It was typical of Awe last season to suggest he wanted to eventually become the next president of Exxon, and he was no different Tuesday upon passing his physical, if not for a little thing called life that got in the way in between.

When he becomes the next Jerry Jones, life in Awe’s world will be much different, he said, but for the time being it has reached a point where the linebacker best make a name for himself as he did last season when he hit opponents, and with force.

“Personally, I have a plan that if I become a billionaire things will change,” Awe said when asked if he got a fair chance to make it in the NFL. “I got an engineering degree and I can’t get an engineering job. What am I supposed to tell them? That the Lions could call in six months?

“It could have been worse but when you think about what I did to myself I chose to be in this situation. It was an eye opening experience for a guy from suburban Dallas. All of a sudden I’m on the streets of Chicago doing Uber. I’d never been in that situation but I had to pay rent. I’m not going to ask my parents for handouts.

“At the same time I’m not here to be a football player. I’m here to be Micah Awe. I don’t plan on being in one of the best cities in the world in Vancouver just to sit here and be a football player. Athletes are more than just athletes. I can use football to help people in so many ways.”

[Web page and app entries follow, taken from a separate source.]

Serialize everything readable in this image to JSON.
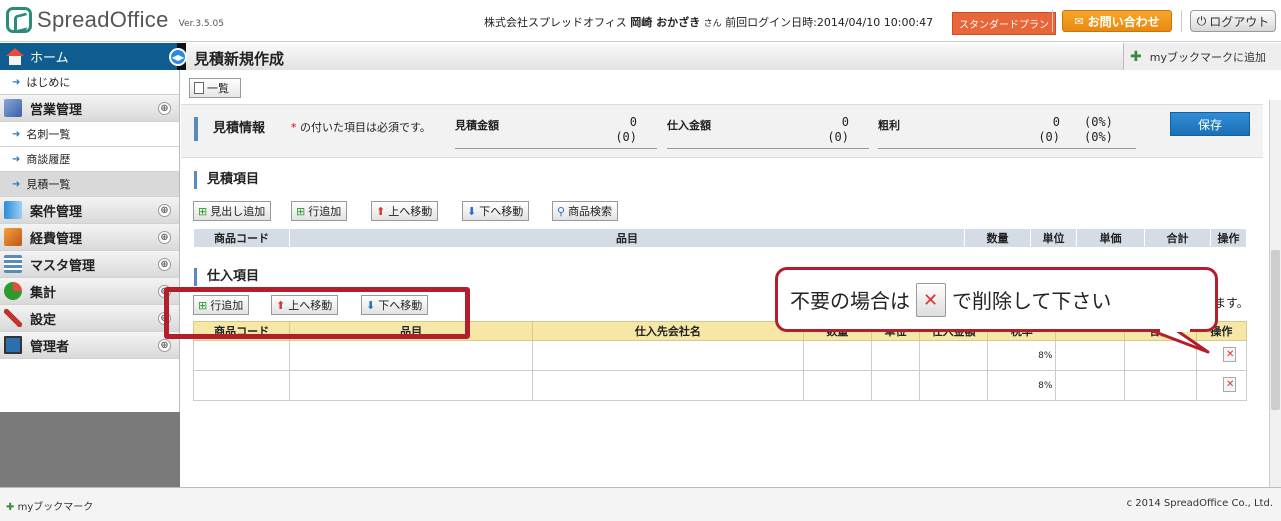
{
  "colors": {
    "brand": "#2a8c7a",
    "sidebar_blue": "#0f5d90",
    "save": "#1c6fb4",
    "annotation": "#b21e2c",
    "plan": "#e8663a",
    "contact": "#e98a10"
  },
  "header": {
    "logo_text": "SpreadOffice",
    "version": "Ver.3.5.05",
    "company": "株式会社スプレッドオフィス",
    "user_name": "岡崎 おかざき",
    "honorific": "さん",
    "last_login_label": "前回ログイン日時:",
    "last_login": "2014/04/10 10:00:47",
    "plan": "スタンダードプラン",
    "contact": "お問い合わせ",
    "logout": "ログアウト"
  },
  "titlebar": {
    "home": "ホーム",
    "page_title": "見積新規作成",
    "bookmark_add": "myブックマークに追加"
  },
  "sidebar": {
    "intro": "はじめに",
    "sales": "営業管理",
    "business_cards": "名刺一覧",
    "negotiations": "商談履歴",
    "estimates": "見積一覧",
    "projects": "案件管理",
    "expenses": "経費管理",
    "master": "マスタ管理",
    "totals": "集計",
    "settings": "設定",
    "admin": "管理者",
    "plus": "⊕"
  },
  "toolbar": {
    "list": "一覧"
  },
  "summary": {
    "title": "見積情報",
    "required_mark": "*",
    "required_note": "の付いた項目は必須です。",
    "estimate_label": "見積金額",
    "estimate_val": "0",
    "estimate_sub": "(0)",
    "purchase_label": "仕入金額",
    "purchase_val": "0",
    "purchase_sub": "(0)",
    "gross_label": "粗利",
    "gross_val": "0",
    "gross_sub": "(0)",
    "gross_pct": "(0%)",
    "gross_pct_sub": "(0%)",
    "save": "保存"
  },
  "estimate_items": {
    "title": "見積項目",
    "buttons": {
      "add_heading": "見出し追加",
      "add_row": "行追加",
      "move_up": "上へ移動",
      "move_down": "下へ移動",
      "search": "商品検索"
    },
    "columns": [
      "商品コード",
      "品目",
      "数量",
      "単位",
      "単価",
      "合計",
      "操作"
    ]
  },
  "purchase_items": {
    "title": "仕入項目",
    "buttons": {
      "add_row": "行追加",
      "move_up": "上へ移動",
      "move_down": "下へ移動"
    },
    "columns": [
      "商品コード",
      "品目",
      "仕入先会社名",
      "数量",
      "単位",
      "仕入金額",
      "税率",
      "",
      "合計",
      "操作"
    ],
    "rows": [
      {
        "tax": "8%"
      },
      {
        "tax": "8%"
      }
    ],
    "trailing_text": "ます。"
  },
  "callout": {
    "before": "不要の場合は",
    "after": "で削除して下さい"
  },
  "footer": {
    "bookmark": "myブックマーク",
    "copyright": "c 2014 SpreadOffice Co., Ltd."
  }
}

If he’s half as good on the field as he speaks the Lions defence surely is about to get better.

He’ll at least last here longer than he did with the New York Jets, who cut Awe three days after this year’s draft. Not even becoming training camp fodder was a hard lesson, as Awe got the Lions to let him out of his CFL contract two years early, drawing a fine by the league. But there was never any uncertainty as to whether he would be welcomed back.

He’s not the only player on the Lions with a similar story, not even the only linebacker who thought he approached his career right only to be put on the discard pile.

“It’s a hard gig. The odds are against you but there’s nothing you can control,” said Abbotsford product Bo Lokombo, who also went to a quality NCAA program at Oregon, then kicked around a handful of NFL clubs between gigs with the Lions.

Lokombo has Awe’s weak-side spot for the moment, working with import Dyshawn Davis. Now the Lions must try to figure a way to get him on the field. The roster spot was easy. He effectively replaces defensive end Gabe Knapton, a profound disappointment as a rotational pass rusher and the end of a highly forgettable trade with Montreal for Chris Williams.

Awe may or may not get on the field Saturday against the Saskatchewan Roughriders, depending on his fitness level at his first practice Wednesday. That should be enough time for Awe to forget about the past, and look forward to helping achieve world peace.

LIONS TALES: B.C.’s offence will also be forced to make another change this week. In addition to taking two crucial offside penalties in the loss to Toronto, receiver Shaq Johnson also suffered a broken rib and will yield his roster spot to import Ricky Collins, who is ready to return.

Must Read